- _WHAT THE EXERCISE ASKS_
Your answer should be the records, copied exactly, with the pictures removed.

- _EXERCISE MATERIALS_
Content starts

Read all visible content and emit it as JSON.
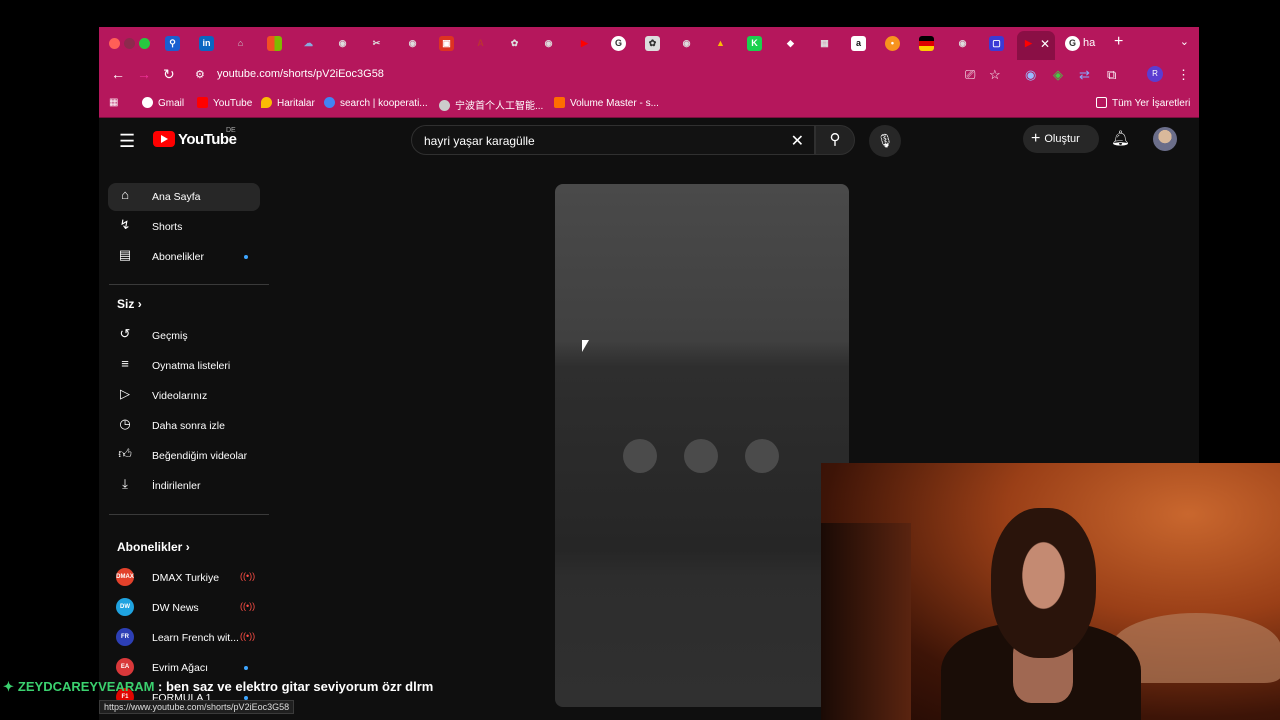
{
  "browser": {
    "active_tab_label": "ha",
    "url": "youtube.com/shorts/pV2iEoc3G58",
    "status_url": "https://www.youtube.com/shorts/pV2iEoc3G58",
    "bookmarks": [
      {
        "label": "Gmail",
        "icon": "gmail-icon",
        "color": "#ea4335"
      },
      {
        "label": "YouTube",
        "icon": "youtube-icon",
        "color": "#ff0000"
      },
      {
        "label": "Haritalar",
        "icon": "maps-icon",
        "color": "#fbbc04"
      },
      {
        "label": "search | kooperati...",
        "icon": "globe-icon",
        "color": "#4285f4"
      },
      {
        "label": "宁波首个人工智能...",
        "icon": "globe-icon",
        "color": "#cccccc"
      },
      {
        "label": "Volume Master - s...",
        "icon": "volume-icon",
        "color": "#ff6d00"
      }
    ],
    "all_bookmarks_label": "Tüm Yer İşaretleri",
    "profile_initial": "R"
  },
  "youtube": {
    "logo_text": "YouTube",
    "country_code": "DE",
    "search_query": "hayri yaşar karagülle",
    "create_label": "Oluştur",
    "nav": [
      {
        "label": "Ana Sayfa",
        "icon": "home-icon"
      },
      {
        "label": "Shorts",
        "icon": "shorts-icon"
      },
      {
        "label": "Abonelikler",
        "icon": "subscriptions-icon"
      }
    ],
    "you_section_title": "Siz",
    "you_items": [
      {
        "label": "Geçmiş",
        "icon": "history-icon"
      },
      {
        "label": "Oynatma listeleri",
        "icon": "playlists-icon"
      },
      {
        "label": "Videolarınız",
        "icon": "your-videos-icon"
      },
      {
        "label": "Daha sonra izle",
        "icon": "watch-later-icon"
      },
      {
        "label": "Beğendiğim videolar",
        "icon": "liked-icon"
      },
      {
        "label": "İndirilenler",
        "icon": "downloads-icon"
      }
    ],
    "subs_section_title": "Abonelikler",
    "subscriptions": [
      {
        "label": "DMAX Turkiye",
        "avatar_text": "DMAX",
        "avatar_color": "#e2412b",
        "indicator": "live"
      },
      {
        "label": "DW News",
        "avatar_text": "DW",
        "avatar_color": "#1fa3e0",
        "indicator": "live"
      },
      {
        "label": "Learn French wit...",
        "avatar_text": "FR",
        "avatar_color": "#2d3fb5",
        "indicator": "live"
      },
      {
        "label": "Evrim Ağacı",
        "avatar_text": "EA",
        "avatar_color": "#d9383a",
        "indicator": "dot"
      },
      {
        "label": "FORMULA 1",
        "avatar_text": "F1",
        "avatar_color": "#e10600",
        "indicator": "dot"
      }
    ]
  },
  "chat": {
    "username": "ZEYDCAREYVEARAM",
    "message": ": ben saz ve elektro gitar seviyorum özr dlrm"
  }
}
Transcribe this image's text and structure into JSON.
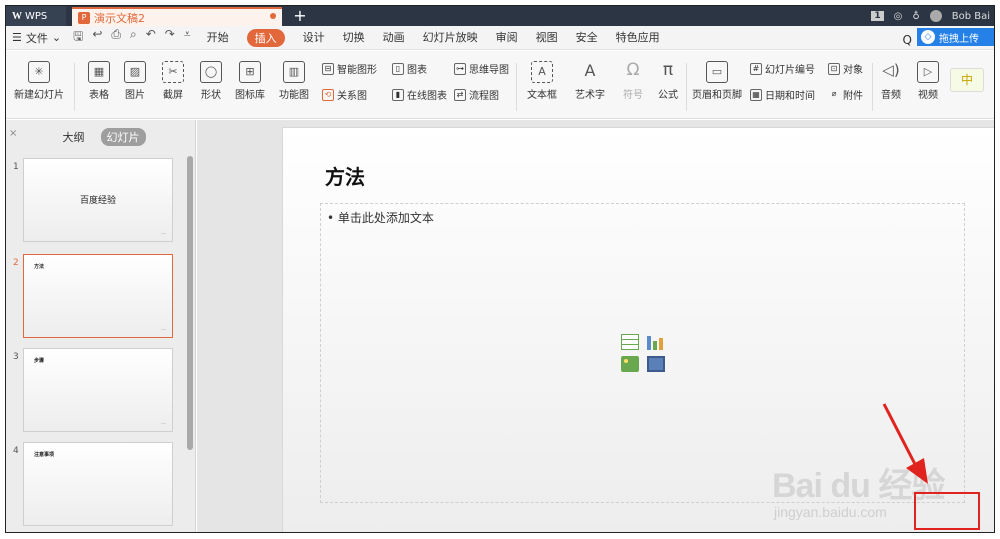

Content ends

- _SOLUTION TO THE PROBLEM_
Read all visible content and emit it as JSON.
{
  "browser": {
    "active_tab_label": "ha",
    "url": "youtube.com/shorts/pV2iEoc3G58",
    "status_url": "https://www.youtube.com/shorts/pV2iEoc3G58",
    "bookmarks": [
      {
        "label": "Gmail",
        "icon": "gmail-icon",
        "color": "#ea4335"
      },
      {
        "label": "YouTube",
        "icon": "youtube-icon",
        "color": "#ff0000"
      },
      {
        "label": "Haritalar",
        "icon": "maps-icon",
        "color": "#fbbc04"
      },
      {
        "label": "search | kooperati...",
        "icon": "globe-icon",
        "color": "#4285f4"
      },
      {
        "label": "宁波首个人工智能...",
        "icon": "globe-icon",
        "color": "#cccccc"
      },
      {
        "label": "Volume Master - s...",
        "icon": "volume-icon",
        "color": "#ff6d00"
      }
    ],
    "all_bookmarks_label": "Tüm Yer İşaretleri",
    "profile_initial": "R"
  },
  "youtube": {
    "logo_text": "YouTube",
    "country_code": "DE",
    "search_query": "hayri yaşar karagülle",
    "create_label": "Oluştur",
    "nav": [
      {
        "label": "Ana Sayfa",
        "icon": "home-icon"
      },
      {
        "label": "Shorts",
        "icon": "shorts-icon"
      },
      {
        "label": "Abonelikler",
        "icon": "subscriptions-icon"
      }
    ],
    "you_section_title": "Siz",
    "you_items": [
      {
        "label": "Geçmiş",
        "icon": "history-icon"
      },
      {
        "label": "Oynatma listeleri",
        "icon": "playlists-icon"
      },
      {
        "label": "Videolarınız",
        "icon": "your-videos-icon"
      },
      {
        "label": "Daha sonra izle",
        "icon": "watch-later-icon"
      },
      {
        "label": "Beğendiğim videolar",
        "icon": "liked-icon"
      },
      {
        "label": "İndirilenler",
        "icon": "downloads-icon"
      }
    ],
    "subs_section_title": "Abonelikler",
    "subscriptions": [
      {
        "label": "DMAX Turkiye",
        "avatar_text": "DMAX",
        "avatar_color": "#e2412b",
        "indicator": "live"
      },
      {
        "label": "DW News",
        "avatar_text": "DW",
        "avatar_color": "#1fa3e0",
        "indicator": "live"
      },
      {
        "label": "Learn French wit...",
        "avatar_text": "FR",
        "avatar_color": "#2d3fb5",
        "indicator": "live"
      },
      {
        "label": "Evrim Ağacı",
        "avatar_text": "EA",
        "avatar_color": "#d9383a",
        "indicator": "dot"
      },
      {
        "label": "FORMULA 1",
        "avatar_text": "F1",
        "avatar_color": "#e10600",
        "indicator": "dot"
      }
    ]
  },
  "chat": {
    "username": "ZEYDCAREYVEARAM",
    "message": ": ben saz ve elektro gitar seviyorum özr dlrm"
  }
}
Transcribe this image's text and structure into JSON.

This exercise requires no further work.